Surgical Removals

Each year over a half million hysterectomies are performed on American women. With a cancer patient, hysterectomy may be needed. However hysterectomies due to heavy bleeding or pain from benign growths are probably not needed. In addition they are fraught with dangers. The dangers are incontinence, higher risk of heart disease and lung cancer.

A total hysterectomy also immediately puts the patient into menopause. Alternatives where there are benign growths are embolization and focused ultrasound. The embolization cuts off the flow of blood to the fibroids. This starves them. The ultrasound shrinks the fibroids.

Appendicitis treatment typically is surgery.   However an article in The Washington Post on September 17, 2013 suggests there may be other treatments.  It reports a Swedish study about treating with antibiotics. It reports that the success rate was 77%.  The cost of such antibiotic treatment is about $50.00. The cost of the workup and surgery can exceed $30,000.00.

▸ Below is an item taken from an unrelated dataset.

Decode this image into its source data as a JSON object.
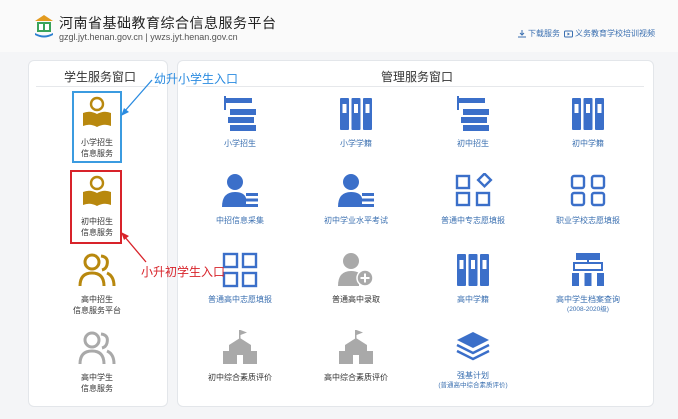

This does not mean that antibiotic treatment is always a cure. It may be a preferred first form of treatment.  Once the appendix has ruptured, then removal is necessary.

Studies

Knee arthroscopy may be needed where a patient has a torn meniscus. Where it is performed to deal with osteoarthritis it is no more successful than noninvasive remedies. So alternatives to the surgery are fairly simple lifestyle changes.

Call, or contact us for a free consult. Also for more information on Medical Malpractice Surgery see the other pages on this site and see the pages on Wikipedia.

Contact Us For A Free Consultation

Contact Us For A Free Consultation